For the most part, the symbols and figures used in this deck will be familiar to those readers using traditional decks. The Fool becomes a small child, plucking fruit from a tree; the High Priestess stands facing the reader, a cup held in front of her with both hands; the Chariot is shown as riding through the sky; the Hanged Man is suspended over water; there is a fire in the background of the Temperance card; yods appear in the sky, under the glyph of the moon, in the Moon card.

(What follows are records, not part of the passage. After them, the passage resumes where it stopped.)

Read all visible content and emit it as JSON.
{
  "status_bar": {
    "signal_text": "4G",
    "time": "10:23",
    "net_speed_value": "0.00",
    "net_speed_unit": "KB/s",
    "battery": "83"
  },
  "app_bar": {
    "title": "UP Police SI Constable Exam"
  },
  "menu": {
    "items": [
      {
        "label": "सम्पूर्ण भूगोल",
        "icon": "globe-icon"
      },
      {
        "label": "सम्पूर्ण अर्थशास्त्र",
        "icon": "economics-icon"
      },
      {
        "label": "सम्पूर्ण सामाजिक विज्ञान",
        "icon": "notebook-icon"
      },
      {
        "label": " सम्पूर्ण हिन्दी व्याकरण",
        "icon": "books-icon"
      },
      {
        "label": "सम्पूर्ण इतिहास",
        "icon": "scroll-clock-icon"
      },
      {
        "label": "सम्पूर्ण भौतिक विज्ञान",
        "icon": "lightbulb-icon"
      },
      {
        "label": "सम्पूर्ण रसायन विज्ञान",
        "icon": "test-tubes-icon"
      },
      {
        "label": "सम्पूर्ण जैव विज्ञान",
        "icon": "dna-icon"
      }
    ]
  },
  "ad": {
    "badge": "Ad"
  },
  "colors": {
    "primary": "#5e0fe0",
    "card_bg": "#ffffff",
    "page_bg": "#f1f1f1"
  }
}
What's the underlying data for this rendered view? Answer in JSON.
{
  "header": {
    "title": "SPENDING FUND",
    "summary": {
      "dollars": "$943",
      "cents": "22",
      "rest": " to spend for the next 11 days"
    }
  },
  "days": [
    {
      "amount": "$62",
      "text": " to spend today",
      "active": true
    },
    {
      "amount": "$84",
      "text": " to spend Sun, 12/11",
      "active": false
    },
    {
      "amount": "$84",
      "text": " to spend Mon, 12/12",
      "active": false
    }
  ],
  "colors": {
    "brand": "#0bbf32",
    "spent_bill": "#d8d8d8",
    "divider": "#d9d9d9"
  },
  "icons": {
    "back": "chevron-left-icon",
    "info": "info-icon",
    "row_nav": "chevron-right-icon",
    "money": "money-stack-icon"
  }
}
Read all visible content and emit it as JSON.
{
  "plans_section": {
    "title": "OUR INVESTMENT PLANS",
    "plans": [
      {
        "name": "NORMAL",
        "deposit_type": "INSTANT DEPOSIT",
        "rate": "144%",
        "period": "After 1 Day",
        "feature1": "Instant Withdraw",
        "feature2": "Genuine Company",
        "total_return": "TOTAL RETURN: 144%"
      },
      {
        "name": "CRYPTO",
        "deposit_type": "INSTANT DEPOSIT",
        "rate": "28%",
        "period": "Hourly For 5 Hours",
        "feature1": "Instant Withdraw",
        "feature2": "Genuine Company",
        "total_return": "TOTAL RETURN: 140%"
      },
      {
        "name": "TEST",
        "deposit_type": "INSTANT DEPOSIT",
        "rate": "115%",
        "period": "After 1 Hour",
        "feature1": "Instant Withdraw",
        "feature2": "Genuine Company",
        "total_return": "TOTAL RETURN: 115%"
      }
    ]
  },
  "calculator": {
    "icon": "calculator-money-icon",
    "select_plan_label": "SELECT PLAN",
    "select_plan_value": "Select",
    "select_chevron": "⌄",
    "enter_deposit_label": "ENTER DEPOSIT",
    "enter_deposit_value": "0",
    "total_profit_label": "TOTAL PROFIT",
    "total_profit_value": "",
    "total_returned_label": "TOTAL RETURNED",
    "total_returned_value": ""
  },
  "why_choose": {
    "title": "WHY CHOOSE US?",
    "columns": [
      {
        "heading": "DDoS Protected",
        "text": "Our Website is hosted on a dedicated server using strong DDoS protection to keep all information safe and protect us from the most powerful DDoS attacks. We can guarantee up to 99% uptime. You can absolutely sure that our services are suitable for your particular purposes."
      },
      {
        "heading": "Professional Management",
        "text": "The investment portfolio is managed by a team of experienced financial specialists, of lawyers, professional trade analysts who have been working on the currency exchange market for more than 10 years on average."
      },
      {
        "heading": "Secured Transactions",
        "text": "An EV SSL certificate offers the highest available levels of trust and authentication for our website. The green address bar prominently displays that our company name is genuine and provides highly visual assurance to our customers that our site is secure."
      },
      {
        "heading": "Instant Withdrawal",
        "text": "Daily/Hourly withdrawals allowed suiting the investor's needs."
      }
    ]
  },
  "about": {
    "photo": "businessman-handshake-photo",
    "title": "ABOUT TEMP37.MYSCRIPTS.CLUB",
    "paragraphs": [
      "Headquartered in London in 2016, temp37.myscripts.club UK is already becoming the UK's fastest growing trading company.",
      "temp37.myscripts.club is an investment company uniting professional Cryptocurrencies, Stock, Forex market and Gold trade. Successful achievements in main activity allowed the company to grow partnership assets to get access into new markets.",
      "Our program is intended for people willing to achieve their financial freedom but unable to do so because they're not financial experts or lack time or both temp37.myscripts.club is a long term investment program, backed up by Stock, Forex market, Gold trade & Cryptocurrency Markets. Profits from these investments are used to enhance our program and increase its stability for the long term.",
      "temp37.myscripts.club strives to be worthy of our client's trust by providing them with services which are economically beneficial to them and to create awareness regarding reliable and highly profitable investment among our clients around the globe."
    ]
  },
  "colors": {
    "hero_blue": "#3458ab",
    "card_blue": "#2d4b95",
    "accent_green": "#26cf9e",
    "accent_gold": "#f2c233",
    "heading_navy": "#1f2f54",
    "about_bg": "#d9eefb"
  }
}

All of the suits show a stark white background, with a hand coming out of the clouds, holding the requisite number of suit symbols for each card. The Ace of Wands shows a tri-part wand, surrounded by Yods. Included in the suit of Cups is the use of flowers, as well as fish in the Two of Cups. The suit of Swords includes a red flower in some cards, with red Yods in other cards. The suit of Pentacles makes use of a "living branch" -- a branch that shows green leaves, as well as the suit symbol. For all of the suits, Kings are shown on horseback, Queens are shown seated on a throne, Princes are shown driving chariots, and Princesses are shown standing, appearing to be wearing some type of armor.

Each time I use this deck, I see more and more symbolism in it. It is easy to use, would fit well into readings, comparative readings, journaling, story, meditation, ritual, and ceremony. There is a companion book for this deck, written by Robert Wang ("An Introduction To the Golden Dawn Tarot") that is very helpful in working with this deck. For a student interested in studying the esoteric aspects of the Tarot, for someone looking for an alternative deck to offer their clients as a choice for doing a Tarot reading, or for a Tarot collector, this is a "must have" deck.

-- Bonnie Cehovet, Aeclectic Tarot

$21.95